Kalaiyarasan, who's been awarded a meaty role, does complete
justice to his character. The villainous look and laugh he's
managed to bring out deserves a mention and praise.
Reshmi Menon looks impressive, with her cute expressions working
in favour of the movie. While actors like Charlie and Sivabalan
have performed their respective roles well, Kaali Venkat and
Manobala fail to evoke laughter at regular intervals.
Technically, Urumeen is quite impressive. Background
score, cinematography and dialogues are some of the technical
aspects that stand out throughout.

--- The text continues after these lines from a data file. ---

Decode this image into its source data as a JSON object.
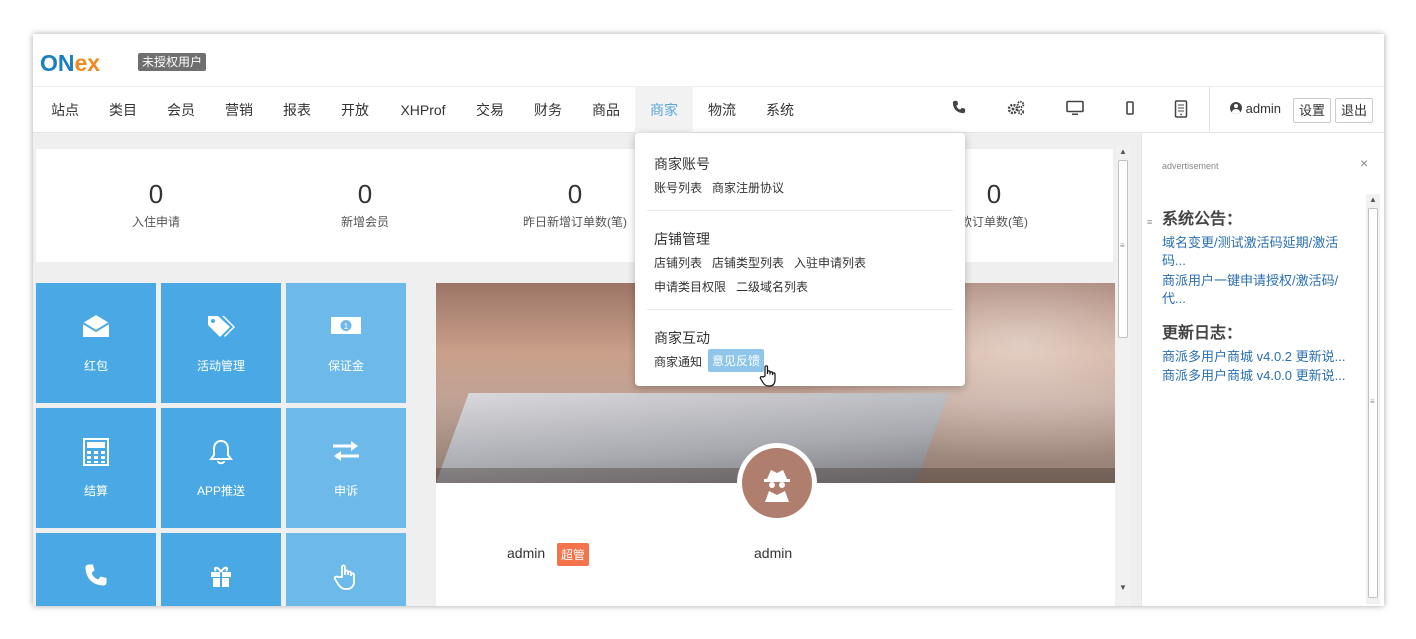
{
  "brand": {
    "logo_on": "ON",
    "logo_ex": "ex",
    "unauth_badge": "未授权用户"
  },
  "nav": {
    "items": [
      "站点",
      "类目",
      "会员",
      "营销",
      "报表",
      "开放",
      "XHProf",
      "交易",
      "财务",
      "商品",
      "商家",
      "物流",
      "系统"
    ],
    "active": "商家",
    "icons": [
      "phone-icon",
      "gears-icon",
      "desktop-icon",
      "mobile-icon",
      "tablet-icon"
    ],
    "admin_name": "admin",
    "settings_label": "设置",
    "logout_label": "退出"
  },
  "stats": [
    {
      "value": "0",
      "label": "入住申请"
    },
    {
      "value": "0",
      "label": "新增会员"
    },
    {
      "value": "0",
      "label": "昨日新增订单数(笔)"
    },
    {
      "value": "0",
      "label": "款订单数(笔)"
    }
  ],
  "tiles": [
    {
      "label": "红包",
      "icon": "envelope-icon"
    },
    {
      "label": "活动管理",
      "icon": "tags-icon"
    },
    {
      "label": "保证金",
      "icon": "money-icon"
    },
    {
      "label": "结算",
      "icon": "calculator-icon"
    },
    {
      "label": "APP推送",
      "icon": "bell-icon"
    },
    {
      "label": "申诉",
      "icon": "exchange-icon"
    },
    {
      "label": "",
      "icon": "phone-icon"
    },
    {
      "label": "",
      "icon": "gift-icon"
    },
    {
      "label": "",
      "icon": "hand-pointer-icon"
    }
  ],
  "profile": {
    "name_left": "admin",
    "super_badge": "超管",
    "name_right": "admin"
  },
  "dropdown": {
    "section1_title": "商家账号",
    "section1_links": [
      "账号列表",
      "商家注册协议"
    ],
    "section2_title": "店铺管理",
    "section2_links_row1": [
      "店铺列表",
      "店铺类型列表",
      "入驻申请列表"
    ],
    "section2_links_row2": [
      "申请类目权限",
      "二级域名列表"
    ],
    "section3_title": "商家互动",
    "section3_links": [
      "商家通知",
      "意见反馈"
    ]
  },
  "right_panel": {
    "ad_label": "advertisement",
    "close": "×",
    "notice_heading": "系统公告：",
    "notice_links": [
      "域名变更/测试激活码延期/激活码...",
      "商派用户一键申请授权/激活码/代..."
    ],
    "changelog_heading": "更新日志：",
    "changelog_links": [
      "商派多用户商城 v4.0.2 更新说...",
      "商派多用户商城 v4.0.0 更新说..."
    ]
  },
  "colors": {
    "tile_blue": "#4aa9e4",
    "tile_blue_light": "#6cb9ea",
    "active_nav": "#5aa7d8",
    "badge_orange": "#f3734a",
    "link_blue": "#2a6fb0"
  }
}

Music director Achu Rajamani comes up with one of his best
background scores so far and cinematographer Ravindranath Guru has
provided some surprisingly slick visuals and together they've
elevated insipid scenes.
Though editor San Lokesh has done a decent job in keeping the
audience hooked for the most part of first half, he could've made
Urumeen a better 'thriller' by making more use of his
scissors, especially in the second half.
Screenplay throughout the first half is racy enough to keep you
interested. But it's the second half that spoils the fun, for it
gets way too slow for a thriller.
Debutant director Sakthivel Perumalsamy's brave attempt of
selecting a complex script has to be appreciated. But, it's his
lacklustre execution that lets Urumeen down.
With an interesting plot, Urumeen looks promising on
paper but a topsy-turvy narration aided by an ordinary screenplay
could leave you in a state of chaos, which might in turn evoke